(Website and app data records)
*** Block opens ***

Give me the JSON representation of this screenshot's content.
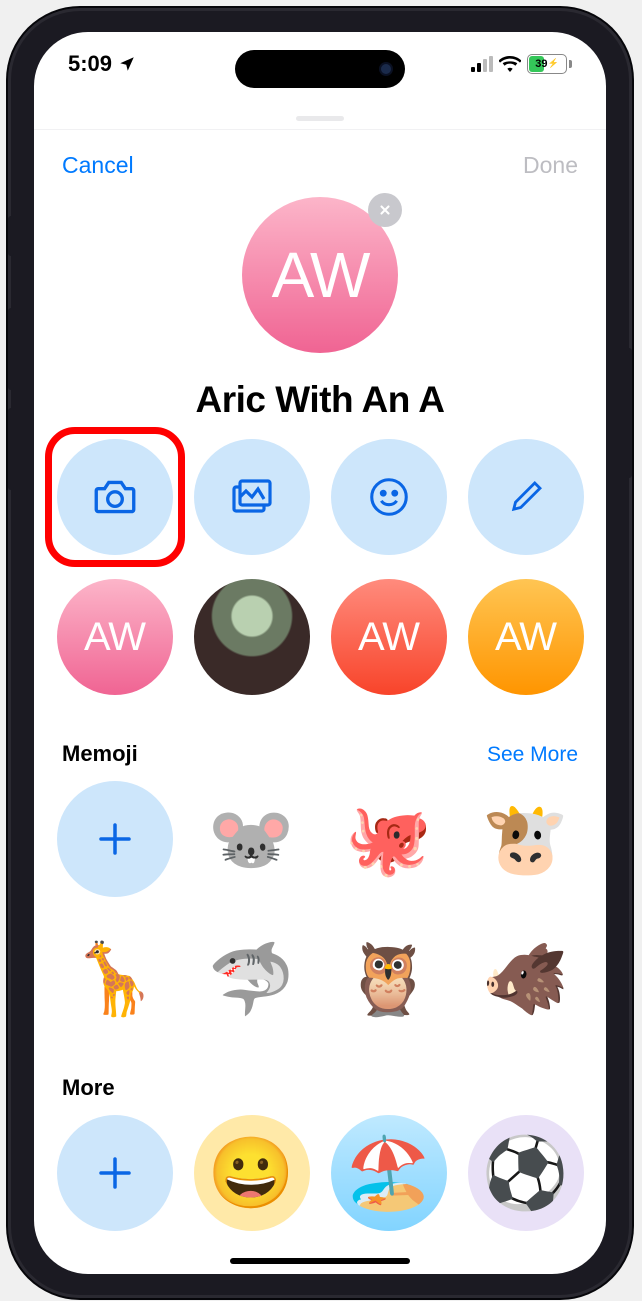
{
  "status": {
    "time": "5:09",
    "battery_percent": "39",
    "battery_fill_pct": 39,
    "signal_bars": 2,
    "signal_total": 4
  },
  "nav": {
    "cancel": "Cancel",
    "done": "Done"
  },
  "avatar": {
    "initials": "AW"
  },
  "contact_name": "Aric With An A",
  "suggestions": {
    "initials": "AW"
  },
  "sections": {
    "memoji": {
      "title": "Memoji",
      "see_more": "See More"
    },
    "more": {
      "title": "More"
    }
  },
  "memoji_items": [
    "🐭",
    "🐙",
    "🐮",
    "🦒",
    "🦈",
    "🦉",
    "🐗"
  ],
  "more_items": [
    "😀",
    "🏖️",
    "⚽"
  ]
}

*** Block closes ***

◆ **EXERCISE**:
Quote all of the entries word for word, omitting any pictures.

◆ **SOLVED EXERCISE**:
Give me the JSON representation of this screenshot's content.
{
  "status": {
    "time": "5:09",
    "battery_percent": "39",
    "battery_fill_pct": 39,
    "signal_bars": 2,
    "signal_total": 4
  },
  "nav": {
    "cancel": "Cancel",
    "done": "Done"
  },
  "avatar": {
    "initials": "AW"
  },
  "contact_name": "Aric With An A",
  "suggestions": {
    "initials": "AW"
  },
  "sections": {
    "memoji": {
      "title": "Memoji",
      "see_more": "See More"
    },
    "more": {
      "title": "More"
    }
  },
  "memoji_items": [
    "🐭",
    "🐙",
    "🐮",
    "🦒",
    "🦈",
    "🦉",
    "🐗"
  ],
  "more_items": [
    "😀",
    "🏖️",
    "⚽"
  ]
}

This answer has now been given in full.